by Eric Hobsbawm
Pantheon, 97 pp., $19.95
Day of Empire: How Hyperpowers Rise to Global Dominance—and Why They Fall
by Amy Chua
Doubleday, 396 pp., $27.95
The Second World: Empires and Influence in the New Global Order
by Parag Khanna
Random House, 466 pp., $29.00
The Post-American World
by Fareed Zakaria
Norton, 292 pp., $25.95
The Return of History and the End of Dreams
by Robert Kagan
Knopf, 116 pp., $19.95
From time to time during the Bush administration there have been outbreaks of nostalgia for the days when lonely district commissioners ruled hundreds of square miles of British Africa, and a small number of civil servants and local magistrates managed the affairs of 350 million subcontinental Indians. The explanation is not hard to find: the memory of imperial order contrasts favorably with such recent events as genocide in Rwanda, continuous civil war in the Congo, and the horrors of Iraq under Saddam Hussein and after. The Roman imperium brought the P ax Romana to Europe, Asia Minor, and North Africa; and at its height the British Empire controlled a quarter of the land area of the globe and a quarter of its inhabitants. The spectacle of global disorder excites a desire for global government.
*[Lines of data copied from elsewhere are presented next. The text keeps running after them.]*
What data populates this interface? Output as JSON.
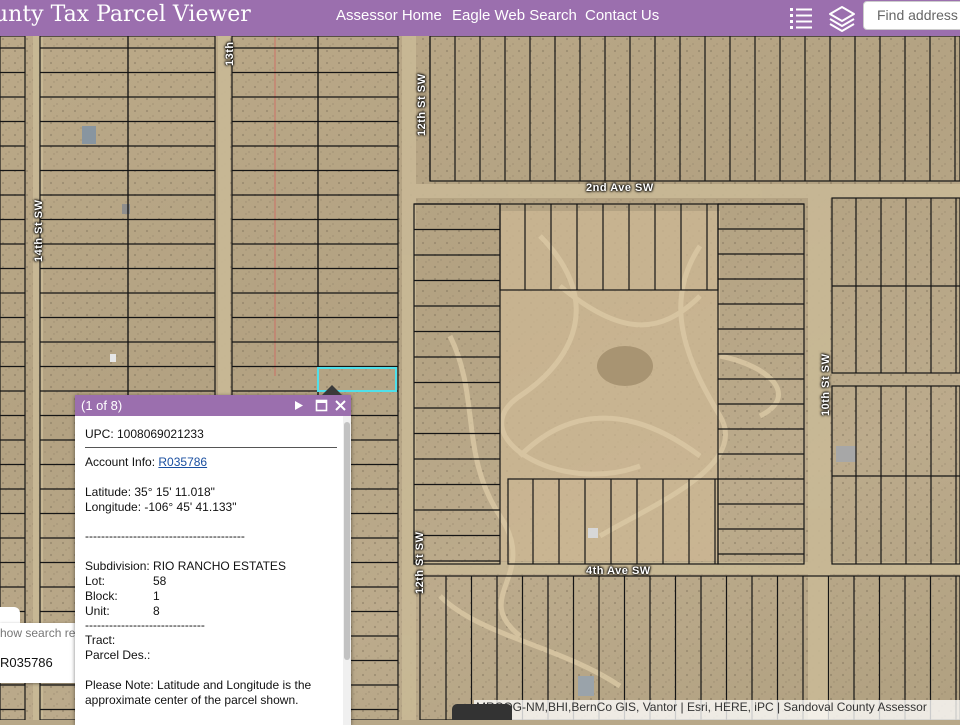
{
  "header": {
    "title": "unty Tax Parcel Viewer",
    "nav": [
      "Assessor Home",
      "Eagle Web Search",
      "Contact Us"
    ],
    "search_placeholder": "Find address",
    "list_icon": "list-icon",
    "layers_icon": "layers-icon"
  },
  "streets": {
    "thirteenth": "13th",
    "twelfth_north": "12th St SW",
    "second_ave": "2nd Ave SW",
    "fourteenth": "14th St SW",
    "tenth": "10th St SW",
    "twelfth_south": "12th St SW",
    "fourth_ave": "4th Ave SW"
  },
  "popup": {
    "count": "(1 of 8)",
    "upc": "UPC: 1008069021233",
    "account_label": "Account Info: ",
    "account_value": "R035786",
    "latitude": "Latitude: 35° 15' 11.018\"",
    "longitude": "Longitude: -106° 45' 41.133\"",
    "separator": "----------------------------------------",
    "subdivision": "Subdivision: RIO RANCHO ESTATES",
    "lot_label": "Lot:",
    "lot_value": "58",
    "block_label": "Block:",
    "block_value": "1",
    "unit_label": "Unit:",
    "unit_value": "8",
    "separator2": "------------------------------",
    "tract": "Tract:",
    "parcel_des": "Parcel Des.:",
    "note_line1": "Please Note: Latitude and Longitude is the",
    "note_line2": "approximate center of the parcel shown."
  },
  "side_widget": {
    "search_placeholder": "how search re",
    "value": "R035786"
  },
  "attribution": "MRCOG-NM,BHI,BernCo GIS, Vantor | Esri, HERE, iPC | Sandoval County Assessor",
  "colors": {
    "header": "#9b6fae",
    "selection": "#4fe0ea",
    "parcel_lines": "#1a1a1a",
    "link": "#1a4fa0"
  }
}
The target of these longings is inevitably the United States.
Setting aside the problem of how peaceful the Pax Britannica truly was, and how far the empire’s subjects—or the majority of the British themselves—benefited from its existence, this hankering after a world made safe by a benign imperialism raises a very large question. Could the United States replicate the Victorian British Empire and establish a Pax Americana? Five years into the horrors of the failed invasion of Iraq, with two million refugees having left the country, it is hardly a surprise that the almost unanimous answer is No.
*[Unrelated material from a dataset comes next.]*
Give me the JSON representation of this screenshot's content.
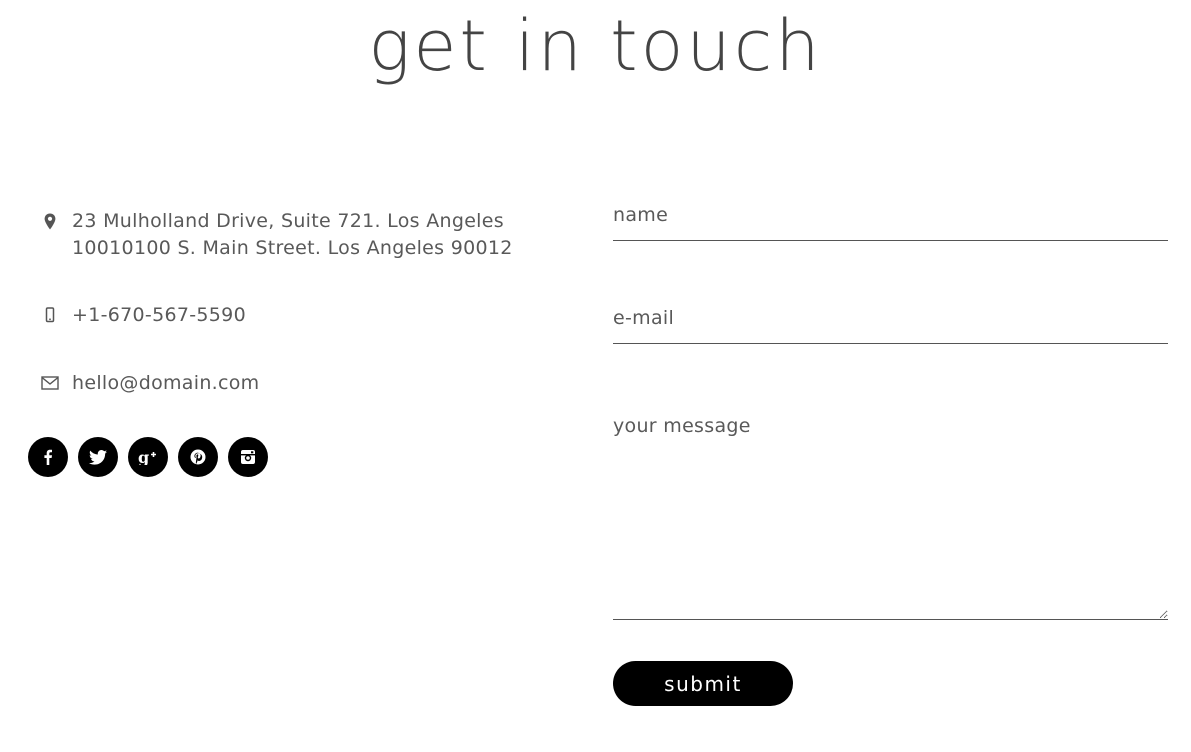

That simple negative raises the possibility that some subtler version of a Pax Americana might emerge, that the United States can become the leading player in a pluralistic international system rather than a “hyperpower” or hegemon, whose persuasiveness extends only as far as its military reach. On that, opinions vary. Nobody denies that the United States is uniquely equipped to wreak physical destruction anywhere it wants. It currently maintains more than seven hundred bases on foreign soil, including in Europe, Asia, and the Middle East. Apart from deployments in Iraq and Afghanistan, the US has about 200,000 troops stationed overseas, and since September 11, it has also created numerous bases in Iraq and across Central Asia, including in such brutal dictatorships as Uzbekistan. A Web site that tracks security issues has estimated that in 2008, the US defense budget will be $711 billion, or about 48 percent of overall world military spending. This would be close to twice as much as the budgets of Europe and China, the second- and third-biggest military spenders, combined.
Nobody thinks America’s ability to construct social, economic, or political institutions is remotely as impressive. This is the problem of “soft power,” the concept used by Joseph Nye, the Harvard political scientist, to describe geopolitical influence that is exerted through the persuasive dissemination of culture, values, ideas, and economic aid rather than through direct projection of military or economic strength. The interesting question—although not to Robert Kagan, the foreign policy commentator, who sometimes seems to regard “soft power” as close to a contradiction in terms—is whether the …